Transfer learning meets livestock genomics

April 16, 2018, Peter the Great Saint-Petersburg Polytechnic University
Researchers at Peter the Great St. Petersburg Polytechnic University (SPbPU) have developed a new computational method that predicts harmful mutations in mammalian species. Credit: Peter the Great St.Petersburg Polytechnic University

Researchers at Peter the Great St. Petersburg Polytechnic University (SPbPU) have developed a new computational method that predicts harmful mutations in mammalian species. As more livestock producers are using genetic tests to improve their herds, this method will help to optimize and guide the animal breeding programmes, as well as increase the profitability and yields of livestock. Published in Evolutionary Applications, the method follows closely in the footsteps of the most recent innovations in human genomics and translates the knowledge about genetics risk factors in humans to companion animals, thus having a transformative potential for genetics and genomics of livestock species.

Efficient selection in farm that will produce offspring with desirable phenotypes and ensure less reliance on hormones and antibiotics has been in the spotlight of many livestock genomic and gene-editing projects. However, their success has been hindered by unknown effects produced by genomic variants. Scientists, led by Profs. Maria Samsonova, Sergey Nuzhdin and Lev Utkin (Mathematical Biology and Bioinformatics Lab and Machine Learning Group) took the full advantage of available information on human variation with deleterious potential and used transfer learning methods to enable classification of damaging mutations in other . The approach was extensively validated using dog and mouse models. "The developed methodology could be used to identify deleterious, unwanted mutations in genomes of other farm animals, thus facilitating the design of finely tuned metabolic pathways that allow animals to thrive under a wide range of conditions," said Maria Samsonova, head of the Laboratory of Mathematical Biology and Bioinformatics SPbPU.

From the earliest domestication of animals, humans have selected for desirable characteristics or traits in livestock, and conversely, selection against undesirable phenotypes. A side effect of controlled breeding is rapid accumulation of as genomic variants with negative potential are not counterweighted by an inflow of "good" genes from external populations. Over time, this leads to overall reduction of fitness in cattle and other . Sustainable agriculture and industry's ability to provide humans with higher quality, healthier and lower-cost farm products heavily relies on the knowledge of functional effects induced by either naturally occurring or technologically introduced mutations and our ability to eliminate harmful ones from future breeds.
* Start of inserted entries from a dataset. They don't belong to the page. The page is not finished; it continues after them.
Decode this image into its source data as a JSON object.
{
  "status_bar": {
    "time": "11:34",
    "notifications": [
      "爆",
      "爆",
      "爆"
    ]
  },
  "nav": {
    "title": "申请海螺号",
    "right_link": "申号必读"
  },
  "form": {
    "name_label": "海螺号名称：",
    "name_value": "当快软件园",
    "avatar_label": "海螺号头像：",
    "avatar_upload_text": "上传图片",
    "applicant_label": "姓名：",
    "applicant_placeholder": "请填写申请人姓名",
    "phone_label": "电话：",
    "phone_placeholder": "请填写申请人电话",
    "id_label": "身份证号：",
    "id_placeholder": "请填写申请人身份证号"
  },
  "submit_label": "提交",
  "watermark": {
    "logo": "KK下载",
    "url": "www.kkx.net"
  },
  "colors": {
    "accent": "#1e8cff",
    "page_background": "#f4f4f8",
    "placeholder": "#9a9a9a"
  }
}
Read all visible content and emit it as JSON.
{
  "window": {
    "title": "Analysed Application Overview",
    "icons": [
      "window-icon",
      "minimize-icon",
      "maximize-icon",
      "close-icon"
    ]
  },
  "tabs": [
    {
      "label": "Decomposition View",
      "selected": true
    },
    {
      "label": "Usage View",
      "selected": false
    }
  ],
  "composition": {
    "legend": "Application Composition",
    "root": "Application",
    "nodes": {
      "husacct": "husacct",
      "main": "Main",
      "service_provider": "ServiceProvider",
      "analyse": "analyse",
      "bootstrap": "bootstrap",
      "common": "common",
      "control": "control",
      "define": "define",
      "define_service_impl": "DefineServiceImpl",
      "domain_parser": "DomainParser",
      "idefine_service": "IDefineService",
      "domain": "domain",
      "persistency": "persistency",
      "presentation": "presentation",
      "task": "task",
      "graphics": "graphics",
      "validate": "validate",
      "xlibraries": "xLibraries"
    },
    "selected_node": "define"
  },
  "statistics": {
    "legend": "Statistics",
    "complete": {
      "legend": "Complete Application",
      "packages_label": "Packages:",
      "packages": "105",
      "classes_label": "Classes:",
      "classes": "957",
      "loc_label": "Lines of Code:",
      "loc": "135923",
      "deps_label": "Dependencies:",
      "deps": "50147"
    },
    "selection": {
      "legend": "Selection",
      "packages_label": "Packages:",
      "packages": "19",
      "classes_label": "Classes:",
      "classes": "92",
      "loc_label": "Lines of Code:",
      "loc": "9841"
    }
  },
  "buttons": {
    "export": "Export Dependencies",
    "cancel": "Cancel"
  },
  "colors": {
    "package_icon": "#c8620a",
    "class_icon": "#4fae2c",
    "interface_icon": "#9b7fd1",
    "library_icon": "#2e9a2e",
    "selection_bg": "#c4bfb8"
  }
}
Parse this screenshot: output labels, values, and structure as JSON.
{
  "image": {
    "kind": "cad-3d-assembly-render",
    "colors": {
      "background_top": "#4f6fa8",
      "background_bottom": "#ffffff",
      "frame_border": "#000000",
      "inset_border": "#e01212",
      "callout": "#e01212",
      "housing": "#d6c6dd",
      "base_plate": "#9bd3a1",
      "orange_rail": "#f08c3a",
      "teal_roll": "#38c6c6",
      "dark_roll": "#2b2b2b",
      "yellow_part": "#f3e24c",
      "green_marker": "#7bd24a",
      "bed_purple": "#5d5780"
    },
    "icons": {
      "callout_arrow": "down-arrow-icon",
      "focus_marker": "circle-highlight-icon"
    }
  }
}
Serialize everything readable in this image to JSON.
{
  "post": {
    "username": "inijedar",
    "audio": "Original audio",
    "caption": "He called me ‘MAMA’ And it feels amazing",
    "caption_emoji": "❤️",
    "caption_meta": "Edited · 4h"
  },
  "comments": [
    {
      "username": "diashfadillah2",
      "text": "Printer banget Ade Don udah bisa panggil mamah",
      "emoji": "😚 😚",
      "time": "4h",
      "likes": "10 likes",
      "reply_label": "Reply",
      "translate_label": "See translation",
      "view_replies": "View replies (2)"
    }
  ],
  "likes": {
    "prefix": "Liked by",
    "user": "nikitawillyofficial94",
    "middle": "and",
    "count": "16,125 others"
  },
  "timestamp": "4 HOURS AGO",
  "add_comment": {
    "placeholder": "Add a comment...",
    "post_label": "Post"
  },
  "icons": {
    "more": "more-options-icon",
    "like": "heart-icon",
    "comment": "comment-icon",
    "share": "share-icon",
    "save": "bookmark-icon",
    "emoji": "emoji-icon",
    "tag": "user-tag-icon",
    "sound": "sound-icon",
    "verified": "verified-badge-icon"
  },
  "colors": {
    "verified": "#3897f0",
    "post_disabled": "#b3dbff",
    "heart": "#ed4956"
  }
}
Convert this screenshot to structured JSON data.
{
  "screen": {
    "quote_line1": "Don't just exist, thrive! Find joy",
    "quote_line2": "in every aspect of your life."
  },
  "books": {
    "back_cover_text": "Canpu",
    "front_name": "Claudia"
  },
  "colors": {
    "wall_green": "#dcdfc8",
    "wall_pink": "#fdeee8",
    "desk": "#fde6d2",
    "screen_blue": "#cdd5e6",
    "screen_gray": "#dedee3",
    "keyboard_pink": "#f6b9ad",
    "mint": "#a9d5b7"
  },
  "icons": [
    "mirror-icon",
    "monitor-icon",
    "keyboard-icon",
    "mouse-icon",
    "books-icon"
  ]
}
Explore further: Crops hold harmful mutations that reduce productivity

More information: Elena Plekhanova et al, Prediction of deleterious mutations in coding regions of mammals with Transfer learning, Evolutionary Applications (2018). DOI: 10.1111/eva.12607

Related Stories

The advent of 'green' cattle

October 30, 2017

Implications of livestock farming on climate change should not be drawn from aggregate statistics, reveals a study based on a new method of carbon footprinting for pasture-based cattle production systems that can assess the ...

Infectious diseases A-Z: Antibiotics in farm animals

November 23, 2017

The World Health Organization is urging countries to restrict the use of antibiotics in food animal production. Food producers in many countries feed low-dose antibiotics to farm animals to encourage the animals to grow bigger ...

Gene editing mulled for improving livestock

February 21, 2017

Gene editing, which has raised ethical concerns due to its capacity to alter human DNA, is being considered in the United States as a tool for improving livestock, experts say.

Recommended for you

Pigs form a visual concept of human faces

August 17, 2018

Contrary to previous studies, pigs appear to have better visual discrimination abilities than had previously been assumed. Cognition researchers from the Messerli Research Institute showed in a new study that pigs not only ...

Are our wild animals growing old gracefully?

August 17, 2018

For most of us, the body's deterioration is an unavoidable part of getting older. This age-related decline, known as "senescence", can occur subtly and slowly for some individuals, while for others it happens much faster. ...


Please sign in to add a comment. Registration is free, and takes less than a minute. Read more

Click here to reset your password.
Sign in to get notified via email when new comments are made.